***** Supplied data *****
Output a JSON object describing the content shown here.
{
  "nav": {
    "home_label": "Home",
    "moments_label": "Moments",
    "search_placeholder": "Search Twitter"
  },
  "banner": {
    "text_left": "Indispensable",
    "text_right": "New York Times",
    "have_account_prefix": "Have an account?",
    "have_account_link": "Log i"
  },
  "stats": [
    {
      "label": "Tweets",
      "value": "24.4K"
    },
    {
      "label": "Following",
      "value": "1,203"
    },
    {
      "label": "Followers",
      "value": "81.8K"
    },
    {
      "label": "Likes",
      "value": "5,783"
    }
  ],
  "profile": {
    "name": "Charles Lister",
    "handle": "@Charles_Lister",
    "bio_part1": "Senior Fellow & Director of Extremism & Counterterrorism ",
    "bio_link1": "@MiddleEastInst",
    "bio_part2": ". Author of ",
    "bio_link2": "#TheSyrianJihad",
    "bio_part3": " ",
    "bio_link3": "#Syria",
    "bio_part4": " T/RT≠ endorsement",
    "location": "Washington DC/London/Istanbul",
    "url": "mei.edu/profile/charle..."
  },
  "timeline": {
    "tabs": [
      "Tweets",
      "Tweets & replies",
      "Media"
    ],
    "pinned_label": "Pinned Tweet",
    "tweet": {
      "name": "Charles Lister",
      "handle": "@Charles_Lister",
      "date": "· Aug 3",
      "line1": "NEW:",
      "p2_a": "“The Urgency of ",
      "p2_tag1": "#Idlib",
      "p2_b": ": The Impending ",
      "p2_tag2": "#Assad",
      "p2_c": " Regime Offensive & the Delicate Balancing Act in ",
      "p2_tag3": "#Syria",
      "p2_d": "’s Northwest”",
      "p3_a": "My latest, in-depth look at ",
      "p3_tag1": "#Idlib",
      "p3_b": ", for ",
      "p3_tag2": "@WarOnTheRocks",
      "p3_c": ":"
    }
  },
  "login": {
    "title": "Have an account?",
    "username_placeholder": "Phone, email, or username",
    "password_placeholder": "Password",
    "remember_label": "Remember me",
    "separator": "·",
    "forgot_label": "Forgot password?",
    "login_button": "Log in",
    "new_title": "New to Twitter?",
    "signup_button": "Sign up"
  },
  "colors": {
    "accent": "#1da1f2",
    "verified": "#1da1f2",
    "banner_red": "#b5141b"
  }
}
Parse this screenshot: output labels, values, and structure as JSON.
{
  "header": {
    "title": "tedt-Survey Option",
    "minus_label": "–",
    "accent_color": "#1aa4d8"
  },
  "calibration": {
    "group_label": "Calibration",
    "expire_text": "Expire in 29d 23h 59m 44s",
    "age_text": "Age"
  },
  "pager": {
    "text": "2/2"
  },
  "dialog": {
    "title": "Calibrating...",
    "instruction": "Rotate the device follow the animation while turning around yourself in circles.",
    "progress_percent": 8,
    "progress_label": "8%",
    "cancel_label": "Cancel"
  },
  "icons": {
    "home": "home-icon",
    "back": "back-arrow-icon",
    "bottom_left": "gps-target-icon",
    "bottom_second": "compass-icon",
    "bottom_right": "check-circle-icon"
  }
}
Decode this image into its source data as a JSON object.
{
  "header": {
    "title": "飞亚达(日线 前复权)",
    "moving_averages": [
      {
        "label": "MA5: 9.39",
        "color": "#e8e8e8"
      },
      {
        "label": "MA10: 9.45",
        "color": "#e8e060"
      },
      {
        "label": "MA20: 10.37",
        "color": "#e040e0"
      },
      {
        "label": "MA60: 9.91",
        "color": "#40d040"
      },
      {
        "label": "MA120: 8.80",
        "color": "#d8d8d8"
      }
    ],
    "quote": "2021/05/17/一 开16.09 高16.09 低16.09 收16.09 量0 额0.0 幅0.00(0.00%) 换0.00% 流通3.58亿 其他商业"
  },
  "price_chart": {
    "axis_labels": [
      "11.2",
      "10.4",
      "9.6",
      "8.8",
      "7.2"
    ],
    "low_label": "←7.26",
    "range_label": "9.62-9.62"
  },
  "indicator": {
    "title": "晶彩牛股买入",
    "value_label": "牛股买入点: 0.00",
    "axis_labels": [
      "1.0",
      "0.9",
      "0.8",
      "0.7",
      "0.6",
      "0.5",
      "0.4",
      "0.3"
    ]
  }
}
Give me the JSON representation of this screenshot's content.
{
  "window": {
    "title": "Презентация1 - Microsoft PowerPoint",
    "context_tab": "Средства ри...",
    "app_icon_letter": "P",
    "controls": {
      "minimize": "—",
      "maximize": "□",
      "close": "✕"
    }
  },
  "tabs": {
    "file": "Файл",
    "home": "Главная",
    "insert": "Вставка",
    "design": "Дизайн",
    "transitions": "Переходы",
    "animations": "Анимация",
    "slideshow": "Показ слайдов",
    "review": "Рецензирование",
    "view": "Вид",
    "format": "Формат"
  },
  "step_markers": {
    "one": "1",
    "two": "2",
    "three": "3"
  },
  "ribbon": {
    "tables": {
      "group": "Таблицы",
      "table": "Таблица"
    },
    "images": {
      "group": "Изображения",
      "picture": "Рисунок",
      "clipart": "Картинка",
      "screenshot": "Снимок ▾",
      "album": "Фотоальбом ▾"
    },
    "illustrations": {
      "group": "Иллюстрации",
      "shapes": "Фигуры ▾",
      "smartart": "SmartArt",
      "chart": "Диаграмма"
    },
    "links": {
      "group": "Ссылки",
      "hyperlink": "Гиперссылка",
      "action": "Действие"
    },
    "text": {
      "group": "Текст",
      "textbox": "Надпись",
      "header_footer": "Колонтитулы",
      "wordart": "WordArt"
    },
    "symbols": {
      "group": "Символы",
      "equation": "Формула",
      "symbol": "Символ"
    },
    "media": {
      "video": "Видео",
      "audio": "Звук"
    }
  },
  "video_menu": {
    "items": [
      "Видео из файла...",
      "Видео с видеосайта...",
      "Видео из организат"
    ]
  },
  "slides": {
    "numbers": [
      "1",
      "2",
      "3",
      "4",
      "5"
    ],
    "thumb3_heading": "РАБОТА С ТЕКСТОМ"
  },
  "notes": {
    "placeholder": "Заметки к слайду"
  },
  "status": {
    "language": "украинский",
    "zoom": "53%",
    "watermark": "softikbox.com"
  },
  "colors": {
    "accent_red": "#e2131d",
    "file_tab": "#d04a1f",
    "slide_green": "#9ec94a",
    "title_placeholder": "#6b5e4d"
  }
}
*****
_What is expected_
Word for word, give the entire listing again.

_Task result_
Output a JSON object describing the content shown here.
{
  "nav": {
    "home_label": "Home",
    "moments_label": "Moments",
    "search_placeholder": "Search Twitter"
  },
  "banner": {
    "text_left": "Indispensable",
    "text_right": "New York Times",
    "have_account_prefix": "Have an account?",
    "have_account_link": "Log i"
  },
  "stats": [
    {
      "label": "Tweets",
      "value": "24.4K"
    },
    {
      "label": "Following",
      "value": "1,203"
    },
    {
      "label": "Followers",
      "value": "81.8K"
    },
    {
      "label": "Likes",
      "value": "5,783"
    }
  ],
  "profile": {
    "name": "Charles Lister",
    "handle": "@Charles_Lister",
    "bio_part1": "Senior Fellow & Director of Extremism & Counterterrorism ",
    "bio_link1": "@MiddleEastInst",
    "bio_part2": ". Author of ",
    "bio_link2": "#TheSyrianJihad",
    "bio_part3": " ",
    "bio_link3": "#Syria",
    "bio_part4": " T/RT≠ endorsement",
    "location": "Washington DC/London/Istanbul",
    "url": "mei.edu/profile/charle..."
  },
  "timeline": {
    "tabs": [
      "Tweets",
      "Tweets & replies",
      "Media"
    ],
    "pinned_label": "Pinned Tweet",
    "tweet": {
      "name": "Charles Lister",
      "handle": "@Charles_Lister",
      "date": "· Aug 3",
      "line1": "NEW:",
      "p2_a": "“The Urgency of ",
      "p2_tag1": "#Idlib",
      "p2_b": ": The Impending ",
      "p2_tag2": "#Assad",
      "p2_c": " Regime Offensive & the Delicate Balancing Act in ",
      "p2_tag3": "#Syria",
      "p2_d": "’s Northwest”",
      "p3_a": "My latest, in-depth look at ",
      "p3_tag1": "#Idlib",
      "p3_b": ", for ",
      "p3_tag2": "@WarOnTheRocks",
      "p3_c": ":"
    }
  },
  "login": {
    "title": "Have an account?",
    "username_placeholder": "Phone, email, or username",
    "password_placeholder": "Password",
    "remember_label": "Remember me",
    "separator": "·",
    "forgot_label": "Forgot password?",
    "login_button": "Log in",
    "new_title": "New to Twitter?",
    "signup_button": "Sign up"
  },
  "colors": {
    "accent": "#1da1f2",
    "verified": "#1da1f2",
    "banner_red": "#b5141b"
  }
}
Parse this screenshot: output labels, values, and structure as JSON.
{
  "header": {
    "title": "tedt-Survey Option",
    "minus_label": "–",
    "accent_color": "#1aa4d8"
  },
  "calibration": {
    "group_label": "Calibration",
    "expire_text": "Expire in 29d 23h 59m 44s",
    "age_text": "Age"
  },
  "pager": {
    "text": "2/2"
  },
  "dialog": {
    "title": "Calibrating...",
    "instruction": "Rotate the device follow the animation while turning around yourself in circles.",
    "progress_percent": 8,
    "progress_label": "8%",
    "cancel_label": "Cancel"
  },
  "icons": {
    "home": "home-icon",
    "back": "back-arrow-icon",
    "bottom_left": "gps-target-icon",
    "bottom_second": "compass-icon",
    "bottom_right": "check-circle-icon"
  }
}
Decode this image into its source data as a JSON object.
{
  "header": {
    "title": "飞亚达(日线 前复权)",
    "moving_averages": [
      {
        "label": "MA5: 9.39",
        "color": "#e8e8e8"
      },
      {
        "label": "MA10: 9.45",
        "color": "#e8e060"
      },
      {
        "label": "MA20: 10.37",
        "color": "#e040e0"
      },
      {
        "label": "MA60: 9.91",
        "color": "#40d040"
      },
      {
        "label": "MA120: 8.80",
        "color": "#d8d8d8"
      }
    ],
    "quote": "2021/05/17/一 开16.09 高16.09 低16.09 收16.09 量0 额0.0 幅0.00(0.00%) 换0.00% 流通3.58亿 其他商业"
  },
  "price_chart": {
    "axis_labels": [
      "11.2",
      "10.4",
      "9.6",
      "8.8",
      "7.2"
    ],
    "low_label": "←7.26",
    "range_label": "9.62-9.62"
  },
  "indicator": {
    "title": "晶彩牛股买入",
    "value_label": "牛股买入点: 0.00",
    "axis_labels": [
      "1.0",
      "0.9",
      "0.8",
      "0.7",
      "0.6",
      "0.5",
      "0.4",
      "0.3"
    ]
  }
}
Give me the JSON representation of this screenshot's content.
{
  "window": {
    "title": "Презентация1 - Microsoft PowerPoint",
    "context_tab": "Средства ри...",
    "app_icon_letter": "P",
    "controls": {
      "minimize": "—",
      "maximize": "□",
      "close": "✕"
    }
  },
  "tabs": {
    "file": "Файл",
    "home": "Главная",
    "insert": "Вставка",
    "design": "Дизайн",
    "transitions": "Переходы",
    "animations": "Анимация",
    "slideshow": "Показ слайдов",
    "review": "Рецензирование",
    "view": "Вид",
    "format": "Формат"
  },
  "step_markers": {
    "one": "1",
    "two": "2",
    "three": "3"
  },
  "ribbon": {
    "tables": {
      "group": "Таблицы",
      "table": "Таблица"
    },
    "images": {
      "group": "Изображения",
      "picture": "Рисунок",
      "clipart": "Картинка",
      "screenshot": "Снимок ▾",
      "album": "Фотоальбом ▾"
    },
    "illustrations": {
      "group": "Иллюстрации",
      "shapes": "Фигуры ▾",
      "smartart": "SmartArt",
      "chart": "Диаграмма"
    },
    "links": {
      "group": "Ссылки",
      "hyperlink": "Гиперссылка",
      "action": "Действие"
    },
    "text": {
      "group": "Текст",
      "textbox": "Надпись",
      "header_footer": "Колонтитулы",
      "wordart": "WordArt"
    },
    "symbols": {
      "group": "Символы",
      "equation": "Формула",
      "symbol": "Символ"
    },
    "media": {
      "video": "Видео",
      "audio": "Звук"
    }
  },
  "video_menu": {
    "items": [
      "Видео из файла...",
      "Видео с видеосайта...",
      "Видео из организат"
    ]
  },
  "slides": {
    "numbers": [
      "1",
      "2",
      "3",
      "4",
      "5"
    ],
    "thumb3_heading": "РАБОТА С ТЕКСТОМ"
  },
  "notes": {
    "placeholder": "Заметки к слайду"
  },
  "status": {
    "language": "украинский",
    "zoom": "53%",
    "watermark": "softikbox.com"
  },
  "colors": {
    "accent_red": "#e2131d",
    "file_tab": "#d04a1f",
    "slide_green": "#9ec94a",
    "title_placeholder": "#6b5e4d"
  }
}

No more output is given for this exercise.